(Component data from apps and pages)
= = = = = = =

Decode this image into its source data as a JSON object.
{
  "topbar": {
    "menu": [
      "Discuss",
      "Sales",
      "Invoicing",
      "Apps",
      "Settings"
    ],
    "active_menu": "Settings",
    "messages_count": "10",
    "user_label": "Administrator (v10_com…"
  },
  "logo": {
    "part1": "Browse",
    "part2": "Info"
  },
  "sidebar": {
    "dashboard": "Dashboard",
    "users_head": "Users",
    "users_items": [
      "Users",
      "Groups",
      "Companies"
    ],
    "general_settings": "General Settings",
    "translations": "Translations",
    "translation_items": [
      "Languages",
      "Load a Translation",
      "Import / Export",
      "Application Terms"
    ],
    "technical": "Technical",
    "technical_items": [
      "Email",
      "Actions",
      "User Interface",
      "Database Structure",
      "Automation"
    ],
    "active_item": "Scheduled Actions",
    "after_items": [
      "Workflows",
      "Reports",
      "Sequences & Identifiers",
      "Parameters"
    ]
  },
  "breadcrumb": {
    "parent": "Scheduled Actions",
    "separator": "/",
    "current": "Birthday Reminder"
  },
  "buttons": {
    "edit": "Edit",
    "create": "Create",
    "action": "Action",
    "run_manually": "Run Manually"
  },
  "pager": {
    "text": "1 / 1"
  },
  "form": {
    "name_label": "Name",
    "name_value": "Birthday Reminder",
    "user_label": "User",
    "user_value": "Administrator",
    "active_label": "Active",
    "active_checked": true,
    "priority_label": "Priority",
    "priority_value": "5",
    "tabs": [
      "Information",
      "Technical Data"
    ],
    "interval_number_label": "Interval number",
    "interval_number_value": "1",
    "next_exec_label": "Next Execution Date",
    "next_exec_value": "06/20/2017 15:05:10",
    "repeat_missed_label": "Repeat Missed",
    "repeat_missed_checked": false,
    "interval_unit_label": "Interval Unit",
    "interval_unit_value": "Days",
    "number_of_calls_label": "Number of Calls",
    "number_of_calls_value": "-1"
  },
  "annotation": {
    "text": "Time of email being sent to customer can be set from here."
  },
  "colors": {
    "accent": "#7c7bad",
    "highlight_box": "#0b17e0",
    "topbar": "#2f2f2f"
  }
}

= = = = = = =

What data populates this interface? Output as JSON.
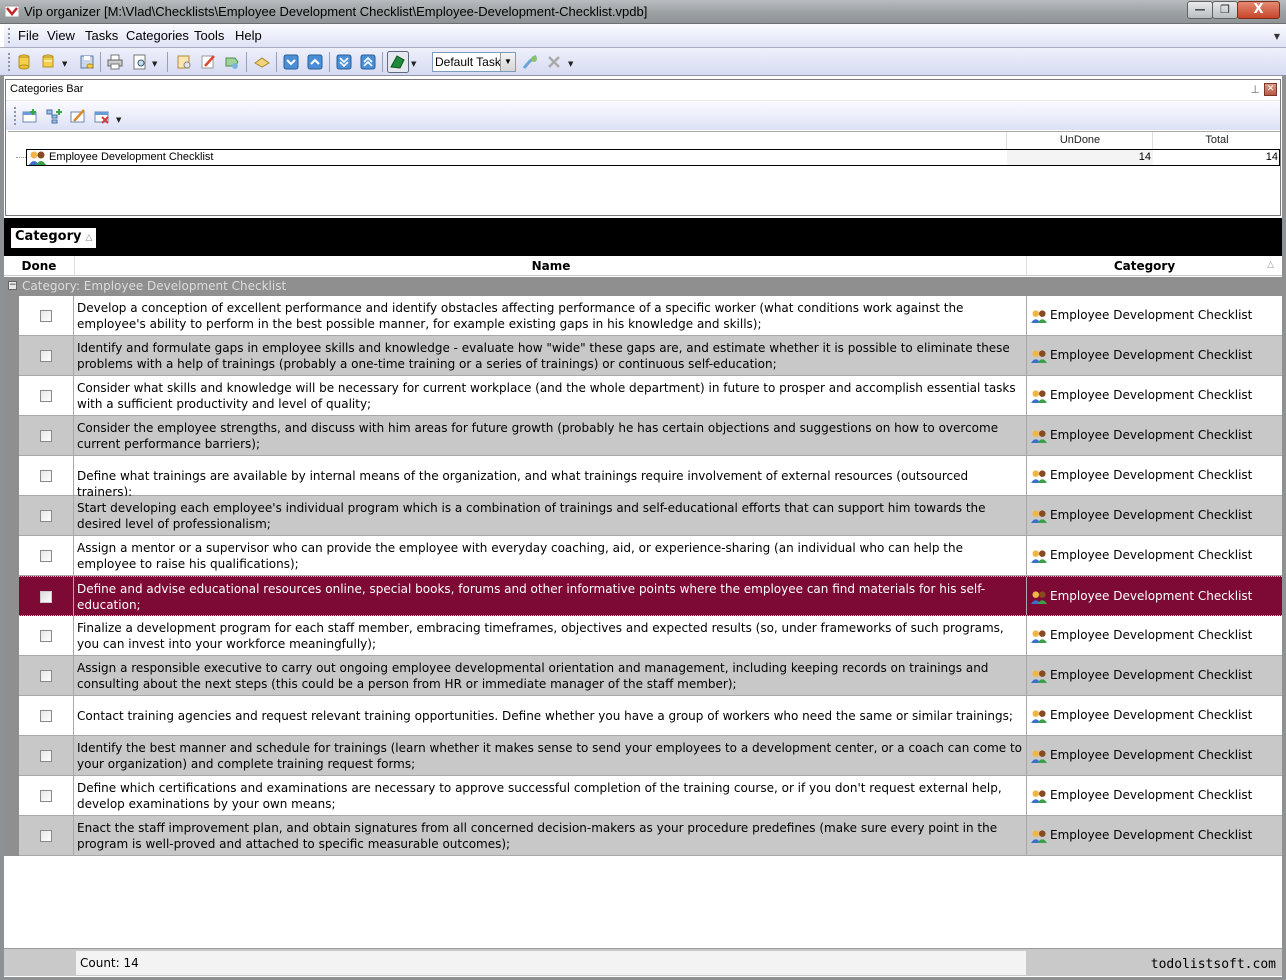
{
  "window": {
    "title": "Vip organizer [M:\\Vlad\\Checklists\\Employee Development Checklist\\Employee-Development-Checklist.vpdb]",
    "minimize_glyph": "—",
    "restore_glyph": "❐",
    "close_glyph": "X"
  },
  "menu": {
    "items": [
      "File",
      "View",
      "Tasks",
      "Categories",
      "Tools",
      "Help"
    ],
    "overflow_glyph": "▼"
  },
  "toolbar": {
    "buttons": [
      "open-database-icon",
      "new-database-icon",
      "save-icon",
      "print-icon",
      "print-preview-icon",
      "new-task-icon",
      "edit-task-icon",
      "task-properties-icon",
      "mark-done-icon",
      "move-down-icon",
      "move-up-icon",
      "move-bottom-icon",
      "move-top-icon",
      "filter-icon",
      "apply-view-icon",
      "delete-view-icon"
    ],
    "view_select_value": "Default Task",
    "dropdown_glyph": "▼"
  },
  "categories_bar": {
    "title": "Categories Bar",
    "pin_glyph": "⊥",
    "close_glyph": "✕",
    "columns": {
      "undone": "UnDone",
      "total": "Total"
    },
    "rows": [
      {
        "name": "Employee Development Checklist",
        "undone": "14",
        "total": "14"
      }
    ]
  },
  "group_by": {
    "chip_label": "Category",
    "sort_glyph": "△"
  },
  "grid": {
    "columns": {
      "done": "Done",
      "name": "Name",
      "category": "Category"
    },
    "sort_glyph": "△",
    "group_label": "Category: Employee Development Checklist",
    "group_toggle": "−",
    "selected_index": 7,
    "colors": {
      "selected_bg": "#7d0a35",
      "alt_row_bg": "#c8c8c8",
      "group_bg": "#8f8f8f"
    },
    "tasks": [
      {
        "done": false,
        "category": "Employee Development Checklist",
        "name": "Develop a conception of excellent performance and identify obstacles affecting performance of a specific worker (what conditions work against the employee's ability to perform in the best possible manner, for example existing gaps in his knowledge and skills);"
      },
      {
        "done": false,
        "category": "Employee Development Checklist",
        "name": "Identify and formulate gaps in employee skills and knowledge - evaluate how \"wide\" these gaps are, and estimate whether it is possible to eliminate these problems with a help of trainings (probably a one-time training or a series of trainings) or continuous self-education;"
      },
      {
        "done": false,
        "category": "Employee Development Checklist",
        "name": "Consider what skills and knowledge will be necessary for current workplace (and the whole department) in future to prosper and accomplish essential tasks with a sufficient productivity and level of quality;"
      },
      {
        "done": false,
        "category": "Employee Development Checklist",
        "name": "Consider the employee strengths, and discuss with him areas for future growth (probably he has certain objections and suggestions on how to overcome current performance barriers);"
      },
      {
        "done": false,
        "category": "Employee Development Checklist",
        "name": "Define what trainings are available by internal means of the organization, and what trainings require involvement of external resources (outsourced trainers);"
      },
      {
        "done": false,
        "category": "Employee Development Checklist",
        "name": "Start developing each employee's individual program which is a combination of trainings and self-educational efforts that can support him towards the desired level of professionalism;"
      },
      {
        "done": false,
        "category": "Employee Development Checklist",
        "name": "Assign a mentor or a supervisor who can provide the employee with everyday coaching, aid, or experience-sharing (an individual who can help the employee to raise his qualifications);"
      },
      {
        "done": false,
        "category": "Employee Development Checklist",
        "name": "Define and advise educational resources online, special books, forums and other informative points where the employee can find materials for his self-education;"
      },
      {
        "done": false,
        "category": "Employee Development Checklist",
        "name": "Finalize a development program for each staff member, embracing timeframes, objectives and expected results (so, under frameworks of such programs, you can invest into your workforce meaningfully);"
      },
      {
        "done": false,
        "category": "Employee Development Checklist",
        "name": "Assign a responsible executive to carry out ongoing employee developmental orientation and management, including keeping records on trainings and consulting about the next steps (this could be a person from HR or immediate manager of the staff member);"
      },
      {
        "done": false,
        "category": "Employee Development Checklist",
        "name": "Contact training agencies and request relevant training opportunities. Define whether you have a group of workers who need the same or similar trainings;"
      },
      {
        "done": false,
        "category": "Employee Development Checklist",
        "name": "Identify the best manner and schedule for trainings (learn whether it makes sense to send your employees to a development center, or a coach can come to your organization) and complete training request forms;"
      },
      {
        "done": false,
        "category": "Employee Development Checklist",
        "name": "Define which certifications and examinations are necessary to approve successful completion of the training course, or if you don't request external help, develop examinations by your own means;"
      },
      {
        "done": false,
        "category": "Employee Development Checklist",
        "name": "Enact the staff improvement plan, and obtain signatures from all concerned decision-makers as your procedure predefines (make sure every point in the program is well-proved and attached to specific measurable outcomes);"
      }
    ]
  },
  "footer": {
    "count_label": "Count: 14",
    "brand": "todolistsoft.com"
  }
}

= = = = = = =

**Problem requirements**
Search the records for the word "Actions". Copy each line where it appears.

**Worked solution**
      "Actions",
    "active_item": "Scheduled Actions",
    "parent": "Scheduled Actions",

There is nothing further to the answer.